For the beginning teacher, they may be underdeveloped. Block emphasizes that “creating a vision forces us to take a stand for a preferred future” (1987, p. To articulate our vision of the future “is to come out of the closet with our doubts about the organization and the way it operates” (p. Once it gets going, it is not as private as it sounds.Especially in moral occupations like teaching, the more one takes the risk to express personal purpose, the more kindred spirits one will find.Tags: Social Contract EssaysRomeo And Juliet Essay ConclusionEssay Writing On PenManagement Homework HelpMarley & Me EssayRenaissance EssayAqa Gcse Ict Coursework Unit 3Academia Research PapersHow To Write Business Plan Template
On closer examination they are natural allies (Fullan 1993).
Stated more directly, moral purpose—or making a difference—concerns bringing about improvements. In addition to the need to make moral purpose more explicit, educators need the tools to engage in change productively.
Scratch a good teacher and you will find a moral purpose.
At the Faculty of Education, University of Toronto, we recently examined why people enter the teaching profession (Stiegelbauer 1992).
I see four core capacities for building greater change capacity: personal vision-building, inquiry, mastery, and collaboration (see Senge 1990 and Fullan 1993).
Each of these has its institutional counterpart: shared vision-building; organizational structures, norms, and practices of inquiry; the development of increased repertoires of skills and know-how among organizational members; and collaborative work cultures. On the one hand, schools are expected to engage in continuous renewal, and change expectations are constantly swirling around them.
To be effective at change, mastery is essential both in relation to specific innovations and as a personal habit. “Why We Want to Be Teachers.” Paper presented at the Annual Meeting of the American Educational Research Association, San Francisco.
There is a ceiling effect to how much we can learn if we keep to ourselves (Fullan and Hargreaves 1991).
” This sense dissipates, however, as “the inevitable difficulties of teaching ...
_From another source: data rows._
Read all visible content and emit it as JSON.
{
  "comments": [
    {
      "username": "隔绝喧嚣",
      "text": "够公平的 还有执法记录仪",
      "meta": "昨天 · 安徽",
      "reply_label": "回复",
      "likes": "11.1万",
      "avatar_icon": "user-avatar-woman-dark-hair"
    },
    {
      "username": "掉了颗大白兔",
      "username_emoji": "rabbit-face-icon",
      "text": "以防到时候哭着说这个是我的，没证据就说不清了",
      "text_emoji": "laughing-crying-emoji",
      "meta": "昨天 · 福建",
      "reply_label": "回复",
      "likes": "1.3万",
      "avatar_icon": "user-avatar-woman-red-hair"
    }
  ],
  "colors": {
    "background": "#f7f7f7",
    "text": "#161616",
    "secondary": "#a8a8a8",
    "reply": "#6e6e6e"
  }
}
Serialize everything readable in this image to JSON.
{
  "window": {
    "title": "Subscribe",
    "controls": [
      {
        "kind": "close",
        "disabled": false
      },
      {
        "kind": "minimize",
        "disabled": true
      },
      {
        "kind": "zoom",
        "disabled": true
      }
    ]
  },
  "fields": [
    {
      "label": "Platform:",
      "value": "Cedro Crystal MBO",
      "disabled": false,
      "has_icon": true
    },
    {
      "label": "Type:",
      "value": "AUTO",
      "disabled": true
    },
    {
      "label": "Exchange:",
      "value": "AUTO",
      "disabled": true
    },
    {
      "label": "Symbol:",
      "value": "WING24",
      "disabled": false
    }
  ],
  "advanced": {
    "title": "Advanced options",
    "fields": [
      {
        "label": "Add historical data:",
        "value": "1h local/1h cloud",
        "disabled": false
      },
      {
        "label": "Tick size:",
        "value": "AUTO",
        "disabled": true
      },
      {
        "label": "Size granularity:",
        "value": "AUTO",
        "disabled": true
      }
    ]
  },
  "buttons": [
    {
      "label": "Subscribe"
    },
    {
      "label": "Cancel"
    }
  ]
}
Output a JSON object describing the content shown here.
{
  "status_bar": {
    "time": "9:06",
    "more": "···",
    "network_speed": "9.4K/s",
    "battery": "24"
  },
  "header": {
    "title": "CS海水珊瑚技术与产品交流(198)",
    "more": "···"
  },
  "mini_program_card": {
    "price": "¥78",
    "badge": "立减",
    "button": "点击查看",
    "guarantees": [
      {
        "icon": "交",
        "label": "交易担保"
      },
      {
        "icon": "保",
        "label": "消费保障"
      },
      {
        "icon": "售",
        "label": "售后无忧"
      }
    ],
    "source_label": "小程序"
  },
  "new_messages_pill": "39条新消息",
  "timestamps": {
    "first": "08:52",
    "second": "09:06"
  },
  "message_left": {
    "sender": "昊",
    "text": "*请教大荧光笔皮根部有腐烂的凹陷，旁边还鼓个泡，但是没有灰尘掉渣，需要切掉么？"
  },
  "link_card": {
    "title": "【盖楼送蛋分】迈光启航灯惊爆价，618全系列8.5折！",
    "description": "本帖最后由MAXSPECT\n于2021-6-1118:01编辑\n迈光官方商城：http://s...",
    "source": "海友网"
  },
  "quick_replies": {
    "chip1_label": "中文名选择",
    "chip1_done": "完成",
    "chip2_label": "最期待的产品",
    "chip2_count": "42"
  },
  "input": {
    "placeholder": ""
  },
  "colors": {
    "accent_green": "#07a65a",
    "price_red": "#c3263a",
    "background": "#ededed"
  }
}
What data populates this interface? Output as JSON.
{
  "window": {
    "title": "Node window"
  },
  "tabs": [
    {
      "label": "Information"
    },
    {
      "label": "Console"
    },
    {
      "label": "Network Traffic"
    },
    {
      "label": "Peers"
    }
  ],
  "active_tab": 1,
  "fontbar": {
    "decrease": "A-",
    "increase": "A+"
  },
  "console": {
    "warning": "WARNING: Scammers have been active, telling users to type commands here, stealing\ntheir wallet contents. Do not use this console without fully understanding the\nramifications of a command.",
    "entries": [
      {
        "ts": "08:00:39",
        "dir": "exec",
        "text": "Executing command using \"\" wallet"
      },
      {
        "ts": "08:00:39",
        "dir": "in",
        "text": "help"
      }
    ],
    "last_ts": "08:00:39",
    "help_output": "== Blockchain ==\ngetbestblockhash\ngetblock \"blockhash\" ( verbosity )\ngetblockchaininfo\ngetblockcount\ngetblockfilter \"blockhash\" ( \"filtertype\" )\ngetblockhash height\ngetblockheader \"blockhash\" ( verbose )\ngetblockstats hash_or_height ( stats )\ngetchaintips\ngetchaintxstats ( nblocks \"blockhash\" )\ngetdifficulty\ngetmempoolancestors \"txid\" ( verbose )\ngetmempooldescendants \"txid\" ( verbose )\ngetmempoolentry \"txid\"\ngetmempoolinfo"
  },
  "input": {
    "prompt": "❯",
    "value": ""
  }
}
interact with personal issues and vulnerabilities, as well as social pressure and values, to engender a sense of frustration and force a reassessment of the possibilities of the job and the investment one wants to make in it” (1991, p. Certainly calls for reestablishing the moral foundation of teaching are warranted, but increased commitment at the one-to-one and classroom levels alone is a recipe for moral martyrdom.